Your answer must be an exact copy of all the entries.

###

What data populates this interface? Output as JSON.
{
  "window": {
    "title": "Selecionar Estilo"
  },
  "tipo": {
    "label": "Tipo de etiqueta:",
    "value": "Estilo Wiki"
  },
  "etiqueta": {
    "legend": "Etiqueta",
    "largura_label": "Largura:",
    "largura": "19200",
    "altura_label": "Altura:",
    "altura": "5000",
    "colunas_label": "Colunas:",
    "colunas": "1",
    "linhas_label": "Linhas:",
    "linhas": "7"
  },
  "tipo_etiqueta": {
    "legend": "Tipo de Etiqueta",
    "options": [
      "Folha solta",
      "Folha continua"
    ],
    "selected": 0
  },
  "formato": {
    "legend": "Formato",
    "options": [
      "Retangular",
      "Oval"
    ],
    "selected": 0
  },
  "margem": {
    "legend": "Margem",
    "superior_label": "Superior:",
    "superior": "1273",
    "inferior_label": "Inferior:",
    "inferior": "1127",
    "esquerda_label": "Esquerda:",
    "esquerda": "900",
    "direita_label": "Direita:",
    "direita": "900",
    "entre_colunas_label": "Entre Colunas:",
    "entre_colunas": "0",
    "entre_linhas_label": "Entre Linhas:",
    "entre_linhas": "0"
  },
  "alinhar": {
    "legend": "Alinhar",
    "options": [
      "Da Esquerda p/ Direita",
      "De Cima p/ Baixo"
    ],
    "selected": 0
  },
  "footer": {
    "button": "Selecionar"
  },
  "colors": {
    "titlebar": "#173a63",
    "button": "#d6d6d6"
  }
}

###

OUTPUT OF THE TASK
What data populates this interface? Output as JSON.
{
  "window": {
    "title": "Selecionar Estilo"
  },
  "tipo": {
    "label": "Tipo de etiqueta:",
    "value": "Estilo Wiki"
  },
  "etiqueta": {
    "legend": "Etiqueta",
    "largura_label": "Largura:",
    "largura": "19200",
    "altura_label": "Altura:",
    "altura": "5000",
    "colunas_label": "Colunas:",
    "colunas": "1",
    "linhas_label": "Linhas:",
    "linhas": "7"
  },
  "tipo_etiqueta": {
    "legend": "Tipo de Etiqueta",
    "options": [
      "Folha solta",
      "Folha continua"
    ],
    "selected": 0
  },
  "formato": {
    "legend": "Formato",
    "options": [
      "Retangular",
      "Oval"
    ],
    "selected": 0
  },
  "margem": {
    "legend": "Margem",
    "superior_label": "Superior:",
    "superior": "1273",
    "inferior_label": "Inferior:",
    "inferior": "1127",
    "esquerda_label": "Esquerda:",
    "esquerda": "900",
    "direita_label": "Direita:",
    "direita": "900",
    "entre_colunas_label": "Entre Colunas:",
    "entre_colunas": "0",
    "entre_linhas_label": "Entre Linhas:",
    "entre_linhas": "0"
  },
  "alinhar": {
    "legend": "Alinhar",
    "options": [
      "Da Esquerda p/ Direita",
      "De Cima p/ Baixo"
    ],
    "selected": 0
  },
  "footer": {
    "button": "Selecionar"
  },
  "colors": {
    "titlebar": "#173a63",
    "button": "#d6d6d6"
  }
}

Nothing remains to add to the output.